A few words must now be said about our embrace of the immaterial and corporeal as meaningful framing devices. Nkiru’s Rebirth is Necessary boldly declares the futurity under which Blackness operates. “We hereby declare ourselves to be of another order of beings, the astro nation of the united worlds of outer space…” states Sun Ra. This futurity is grounded in a wide temporal expanse, undergirded by Nkiru’s extensive use of the archive. Music, image, advertising, and sound sources include Pharoah Sanders, Sun Ra, Afro Sheen, Fred Moten, Blacknuss, James Baldwin, Wattstax, and much more. To ground us in the now, Nkiru includes scenes of the Muslim Girls in Training (the counterpart of the Fruit of Islam for women and girls). To transport us to the future, Nkiru gestures towards a queer utopia with young Black folk unapologetically breaking the fourth wall in genderless clothing.

Bodomo’s Everybody Dies! traffics in the blurry line between the material and the immaterial, providing a figuration of Black death, making physical our very real existence between life and death. Childhood can become death at any moment—all of Ripa’s victims are children and we are reminded (how could we ever forget?) that Black children are not allowed childhood. They compete in a game of limbo that determines their survival. The Ancestors Came does the opposite, providing a perspective that contends with the reality of Black life while acknowledging the discreet ways in which Black children and Black adults live. American Artist Faith Ringgold looks back upon her life, back upon formative events of her childhood, while young British children walk through a forest, playing and talking.

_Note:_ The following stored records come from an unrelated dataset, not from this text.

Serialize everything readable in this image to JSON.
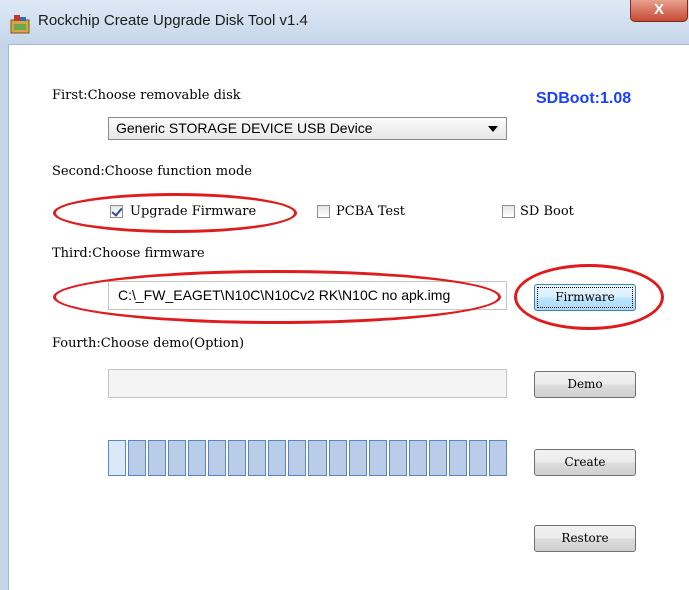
{
  "window": {
    "title": "Rockchip Create Upgrade Disk Tool v1.4",
    "close_label": "X"
  },
  "version_label": "SDBoot:1.08",
  "step1": {
    "label": "First:Choose removable disk",
    "selected_disk": "Generic STORAGE DEVICE USB Device"
  },
  "step2": {
    "label": "Second:Choose function mode",
    "options": [
      {
        "label": "Upgrade Firmware",
        "checked": true
      },
      {
        "label": "PCBA Test",
        "checked": false
      },
      {
        "label": "SD Boot",
        "checked": false
      }
    ]
  },
  "step3": {
    "label": "Third:Choose firmware",
    "firmware_path": "C:\\_FW_EAGET\\N10C\\N10Cv2 RK\\N10C no apk.img",
    "button_label": "Firmware"
  },
  "step4": {
    "label": "Fourth:Choose demo(Option)",
    "demo_path": "",
    "button_label": "Demo"
  },
  "progress": {
    "segments": 20,
    "filled_segments": 1
  },
  "actions": {
    "create_label": "Create",
    "restore_label": "Restore"
  },
  "colors": {
    "annotation": "#e01b1b",
    "version_text": "#1a3fff"
  }
}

Copper, Garden, Rebirth is Necessary, and Clean Water are all films that are grounded, albeit differently, in questions regarding the movement of physical bodies in and through space/time. For Clean Water, bodies move in such a way that demonstrates the infinite possibilities of Black life. Garden and Copper both use physical bodies to convey not only feelings, but also ways of survival in a world that seems committed to mental and physical destruction of Black life. The former celebrates the triumph of survival and the latter processes grief and acknowledges new beginnings. Rebirth is Necessary enlists Black bodies to imagine how we can create the world anew. It envisions a world where Black people do more than merely survive; we thrive.

This year’s program, “Fugitive Trajectories” builds upon several years of curatorial work done with intellectual astuteness, vision, and most importantly, love. We are indebted to that work and that labor. Our vision for this year’s “Black Radical Imagination” is to elucidate the ways in which Black filmmakers and artists are creating texts that gesture toward a radical elsewhere. They are remapping and reanimating the expressive value of language and movement through an engagement with the material and immaterial. They are demonstrating the reparative nature of study and care.

Jheanelle Brown is a film producer, programmer, and arts educator who is committed to honoring, expanding, and empowering Blackness onscreen.

Darol Olu Kae is a filmmaker, archivist, and scholar based in Los Angeles focusing on the complexities and possibilities of a black film aesthetic.


[1] Clarke-Brown, Tamar. “In Her Visions: Jenn Nkiru.” Protein Journal. Dec 2017. Online.

[2] Ibid.